The former Archbishop of Canterbury Lord Carey has called for judges dealing with cases where religious beliefs and homosexuality clash to step aside.

Lord Carey submitted a witness statement in the case of Christian counsellor Gary McFarlane, who was sacked for refusing to work with gay couples.

He said such cases should be heard by a panel of five judges with understanding of religious issues. Mr McFarlane’s case was heard today in the Court of Appeal.

In the witness statement, Lord Carey wrote: “Recent decisions of the courts have illuminated insensitivity to the interests and needs of the Christian community and represent disturbing judgments.

“The effect of these decisions is to undermine the religious liberties that have existed in the United Kingdom for centuries.”

Lord Carey was referring to recent cases over Christian registrars refusing to officiate civil partnerships.

Other religious discrimination cases he cited have involved employees being barred from wearing crosses at work, or nurses facing disciplinary action for offering to pray for patients.

He added that the decisions were “dangerous” to the social order and even went as far as to suggest they could lead to “civil unrest”.

Lord Carey wrote: “This type of ‘reasoning’ is dangerous to the social order and represents clear animus to Christian beliefs. The fact that senior clerics of the Church of England and other faiths feel compelled to intervene directly in judicial decisions and cases is illuminative of a future civil unrest.”

The judge representing Mr McFarlane also claimed Britain would see “civil unrest” over court cases which give precedent to the rights of other minorities over Christians.

Paul Diamond said: “There will be a collision between the established faith of this land and judicial decisions which will lead to civil unrest.”
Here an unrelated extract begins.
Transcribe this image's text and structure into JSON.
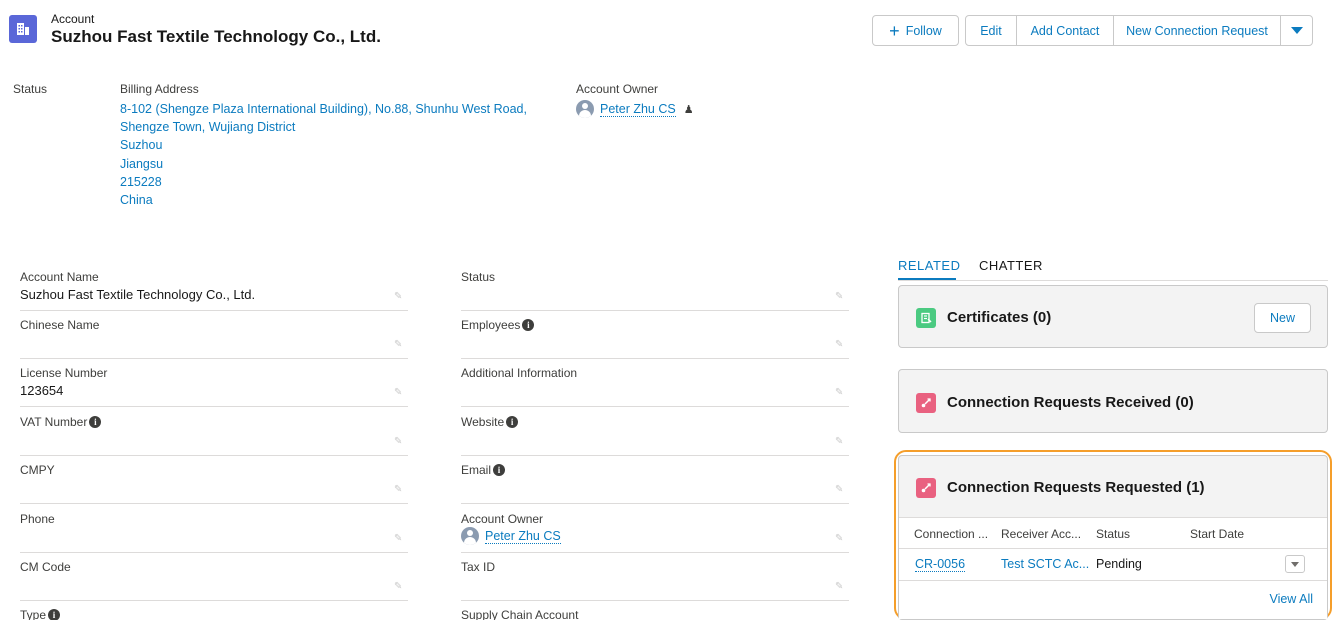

Last month, a Christian registrar who was disciplined because she would not officiate civil partnerships was refused permission to appeal to the Supreme Court.

Lillian Ladele resigned from Islington council in 2007 after being threatened with the sack. She claims she was a victim of discrimination because of her religious beliefs.
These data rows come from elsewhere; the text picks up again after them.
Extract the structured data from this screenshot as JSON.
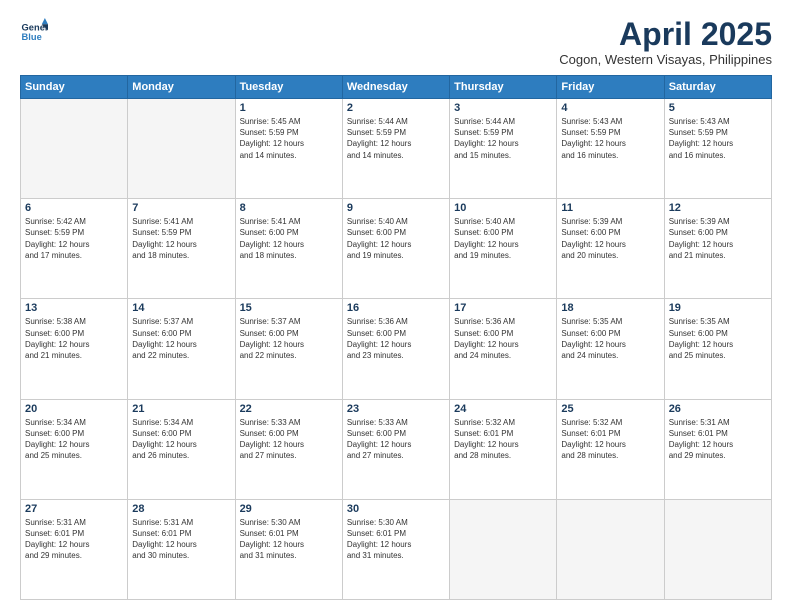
{
  "logo": {
    "line1": "General",
    "line2": "Blue"
  },
  "title": "April 2025",
  "subtitle": "Cogon, Western Visayas, Philippines",
  "weekdays": [
    "Sunday",
    "Monday",
    "Tuesday",
    "Wednesday",
    "Thursday",
    "Friday",
    "Saturday"
  ],
  "weeks": [
    [
      {
        "day": "",
        "info": ""
      },
      {
        "day": "",
        "info": ""
      },
      {
        "day": "1",
        "info": "Sunrise: 5:45 AM\nSunset: 5:59 PM\nDaylight: 12 hours\nand 14 minutes."
      },
      {
        "day": "2",
        "info": "Sunrise: 5:44 AM\nSunset: 5:59 PM\nDaylight: 12 hours\nand 14 minutes."
      },
      {
        "day": "3",
        "info": "Sunrise: 5:44 AM\nSunset: 5:59 PM\nDaylight: 12 hours\nand 15 minutes."
      },
      {
        "day": "4",
        "info": "Sunrise: 5:43 AM\nSunset: 5:59 PM\nDaylight: 12 hours\nand 16 minutes."
      },
      {
        "day": "5",
        "info": "Sunrise: 5:43 AM\nSunset: 5:59 PM\nDaylight: 12 hours\nand 16 minutes."
      }
    ],
    [
      {
        "day": "6",
        "info": "Sunrise: 5:42 AM\nSunset: 5:59 PM\nDaylight: 12 hours\nand 17 minutes."
      },
      {
        "day": "7",
        "info": "Sunrise: 5:41 AM\nSunset: 5:59 PM\nDaylight: 12 hours\nand 18 minutes."
      },
      {
        "day": "8",
        "info": "Sunrise: 5:41 AM\nSunset: 6:00 PM\nDaylight: 12 hours\nand 18 minutes."
      },
      {
        "day": "9",
        "info": "Sunrise: 5:40 AM\nSunset: 6:00 PM\nDaylight: 12 hours\nand 19 minutes."
      },
      {
        "day": "10",
        "info": "Sunrise: 5:40 AM\nSunset: 6:00 PM\nDaylight: 12 hours\nand 19 minutes."
      },
      {
        "day": "11",
        "info": "Sunrise: 5:39 AM\nSunset: 6:00 PM\nDaylight: 12 hours\nand 20 minutes."
      },
      {
        "day": "12",
        "info": "Sunrise: 5:39 AM\nSunset: 6:00 PM\nDaylight: 12 hours\nand 21 minutes."
      }
    ],
    [
      {
        "day": "13",
        "info": "Sunrise: 5:38 AM\nSunset: 6:00 PM\nDaylight: 12 hours\nand 21 minutes."
      },
      {
        "day": "14",
        "info": "Sunrise: 5:37 AM\nSunset: 6:00 PM\nDaylight: 12 hours\nand 22 minutes."
      },
      {
        "day": "15",
        "info": "Sunrise: 5:37 AM\nSunset: 6:00 PM\nDaylight: 12 hours\nand 22 minutes."
      },
      {
        "day": "16",
        "info": "Sunrise: 5:36 AM\nSunset: 6:00 PM\nDaylight: 12 hours\nand 23 minutes."
      },
      {
        "day": "17",
        "info": "Sunrise: 5:36 AM\nSunset: 6:00 PM\nDaylight: 12 hours\nand 24 minutes."
      },
      {
        "day": "18",
        "info": "Sunrise: 5:35 AM\nSunset: 6:00 PM\nDaylight: 12 hours\nand 24 minutes."
      },
      {
        "day": "19",
        "info": "Sunrise: 5:35 AM\nSunset: 6:00 PM\nDaylight: 12 hours\nand 25 minutes."
      }
    ],
    [
      {
        "day": "20",
        "info": "Sunrise: 5:34 AM\nSunset: 6:00 PM\nDaylight: 12 hours\nand 25 minutes."
      },
      {
        "day": "21",
        "info": "Sunrise: 5:34 AM\nSunset: 6:00 PM\nDaylight: 12 hours\nand 26 minutes."
      },
      {
        "day": "22",
        "info": "Sunrise: 5:33 AM\nSunset: 6:00 PM\nDaylight: 12 hours\nand 27 minutes."
      },
      {
        "day": "23",
        "info": "Sunrise: 5:33 AM\nSunset: 6:00 PM\nDaylight: 12 hours\nand 27 minutes."
      },
      {
        "day": "24",
        "info": "Sunrise: 5:32 AM\nSunset: 6:01 PM\nDaylight: 12 hours\nand 28 minutes."
      },
      {
        "day": "25",
        "info": "Sunrise: 5:32 AM\nSunset: 6:01 PM\nDaylight: 12 hours\nand 28 minutes."
      },
      {
        "day": "26",
        "info": "Sunrise: 5:31 AM\nSunset: 6:01 PM\nDaylight: 12 hours\nand 29 minutes."
      }
    ],
    [
      {
        "day": "27",
        "info": "Sunrise: 5:31 AM\nSunset: 6:01 PM\nDaylight: 12 hours\nand 29 minutes."
      },
      {
        "day": "28",
        "info": "Sunrise: 5:31 AM\nSunset: 6:01 PM\nDaylight: 12 hours\nand 30 minutes."
      },
      {
        "day": "29",
        "info": "Sunrise: 5:30 AM\nSunset: 6:01 PM\nDaylight: 12 hours\nand 31 minutes."
      },
      {
        "day": "30",
        "info": "Sunrise: 5:30 AM\nSunset: 6:01 PM\nDaylight: 12 hours\nand 31 minutes."
      },
      {
        "day": "",
        "info": ""
      },
      {
        "day": "",
        "info": ""
      },
      {
        "day": "",
        "info": ""
      }
    ]
  ]
}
She is now considering whether to take her case to the European Court of Human Rights.

Religious figures claim that her case shows that the rights of religious people come second to the rights of gay and lesbian people.

The law says that religious beliefs cannot be upheld at the expense of outlawing discrimination on the grounds of sexual orientation.